“Mortars, Heavy Equipment, and Books” could easily be added to the subtitle of Snakes, Rain and the Tet Offensive: War Stories With Photos by William Ingalls (War of Words, 271 pp., $90), a remarkable recollection of the author’s 1967-68 Vietnam War tour of duty.
Ingalls’ first day with the 362nd Combat Engineers was also the first time he had done “more than turn the key in a road grader,” he writes. “Each day was a learning process.” The unit spent five months in the shadow of Nui Ba Den (Black Virgin Mountain), expanding Tay Ninh Base: building roads, helipads, bunkers, and hootches. The Viet Cong were entrenched on the mountain so mortar and rocket attacks were a constant threat.
Ingalls freely expressed his antiwar opinions, but he also was dedicated to his work and took pride in the well-built culverts and base construction projects he worked on. When he was selected as his company’s Soldier of the Month, the officers and NCOs asked for his opinions on the war. “Just following orders didn’t work for the Germans and Japanese,” Ingalls replied, “so why should it work for me?” The Soldier of the Month award was withdrawn.
Ingalls made good use of his downtime, shooting some three hundred slides of daily life on the base, including photos of the showers, mess halls, hootches, and bunkers and the occasional makeshift brothel or store.

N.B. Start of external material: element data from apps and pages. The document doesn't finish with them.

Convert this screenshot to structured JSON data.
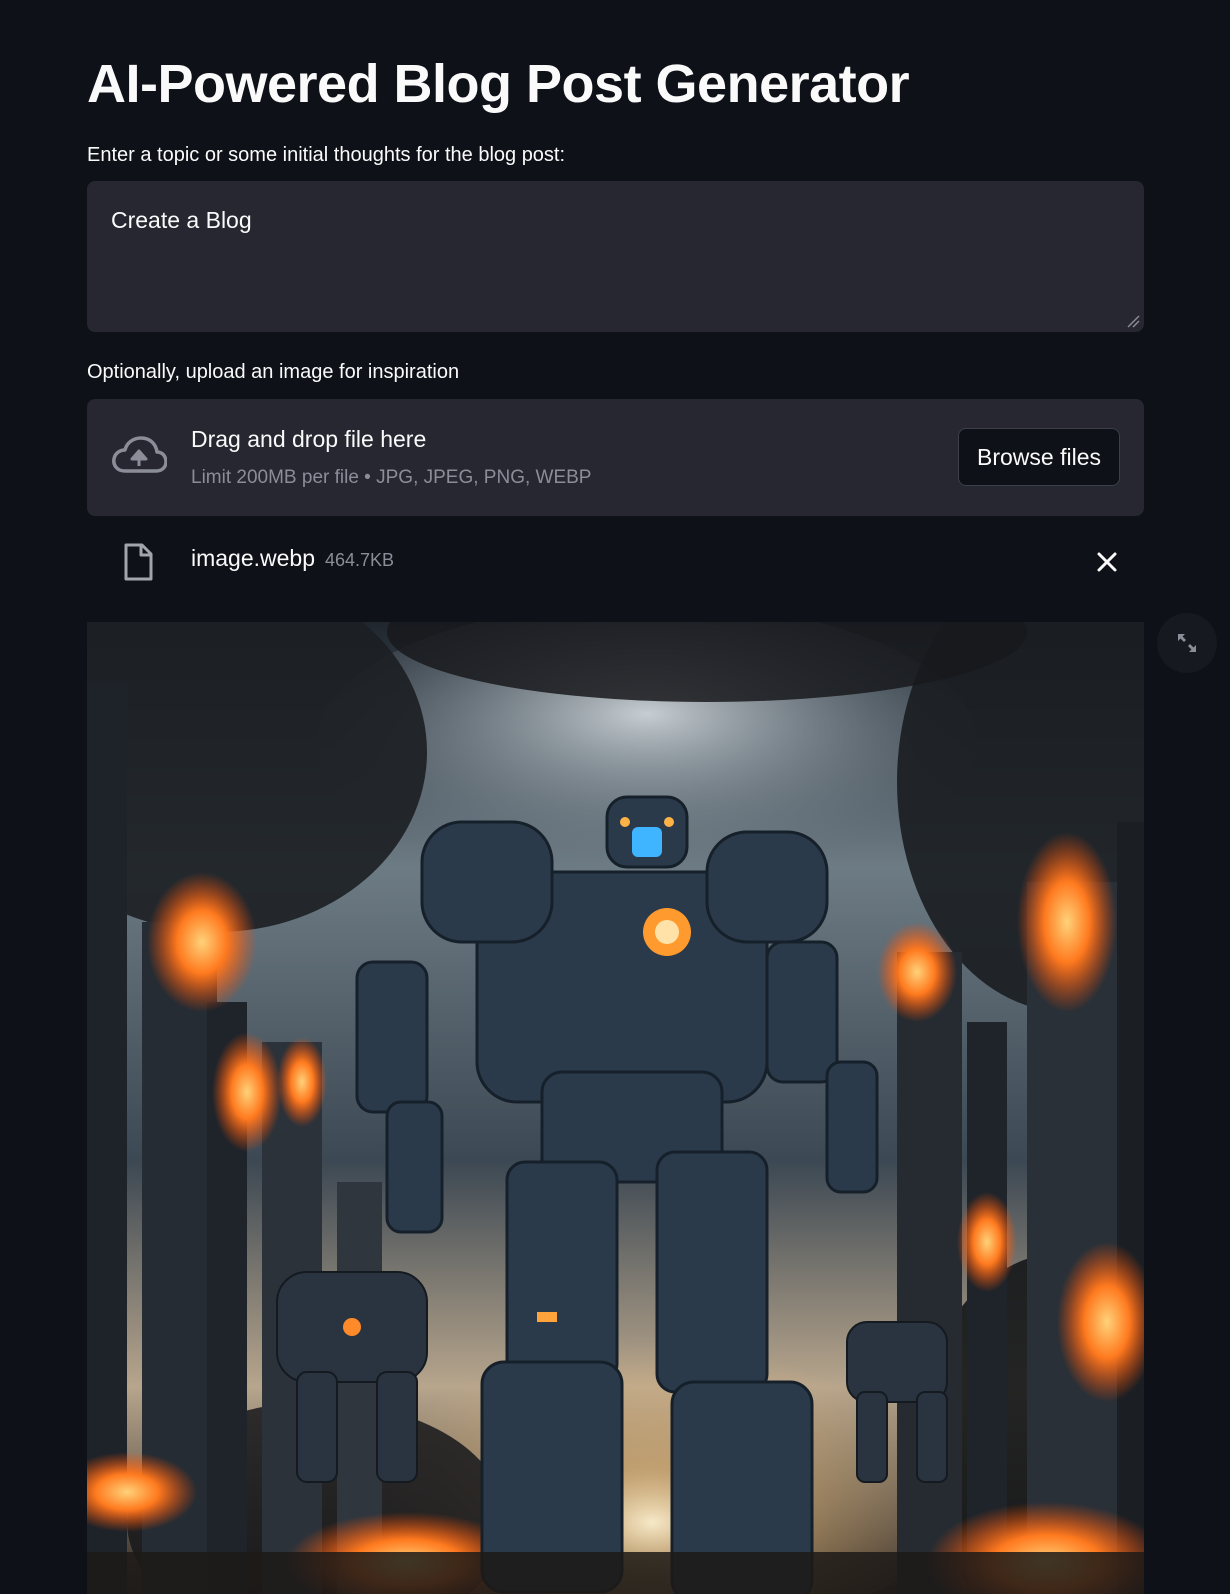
{
  "header": {
    "title": "AI-Powered Blog Post Generator"
  },
  "topic_input": {
    "label": "Enter a topic or some initial thoughts for the blog post:",
    "value": "Create a Blog"
  },
  "uploader": {
    "label": "Optionally, upload an image for inspiration",
    "drop_title": "Drag and drop file here",
    "drop_subtitle": "Limit 200MB per file • JPG, JPEG, PNG, WEBP",
    "browse_label": "Browse files",
    "icon": "cloud-upload-icon"
  },
  "uploaded_file": {
    "name": "image.webp",
    "size": "464.7KB",
    "icon": "file-icon"
  },
  "preview_image": {
    "description_icon": "fullscreen-icon"
  },
  "colors": {
    "background": "#0e1117",
    "surface": "#262730",
    "text": "#fafafa",
    "muted": "#8b8d98"
  }
}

He read Hemingway, Kafka, T S. Eliot, e e cummings, Rod McKuen, and others in his grader cab during work breaks.
During Ingalls’ sixth month in country the company was relocated to what he calls “The Cambodian Adventure,” building a Special Forces base camp on the border “directly in front of the Ho Chi Minh Trail.” Disobeying a sergeant’s order to go to the aid of some men wounded in an ambush saved Ingalls’ life. He refused, citing an Army regulation never to abandon your equipment.A group of engineers “drove down to the ambush site, and were all promptly killed,” Ingalls writes. “Thirteen guys gone, just like that.”
He credits his first wife Faith for sending his “Communist East German EXA-1″ camera to him in Vietnam, enabling him to produce a photographic record that Ingalls likens to Mathew Brady’s work in the American Civil War.His wife saved all the slides in a shoe box.
The quality of the images ranges from hastily shot photos to carefully captured ones, such as nighttime explosions and tracer trails.
Bill Ingalls’ MOS was 62E-20 (Road Grader Operator). With this work, he has added Photojournalist to his resume.
The author’s website is www.warofwords.co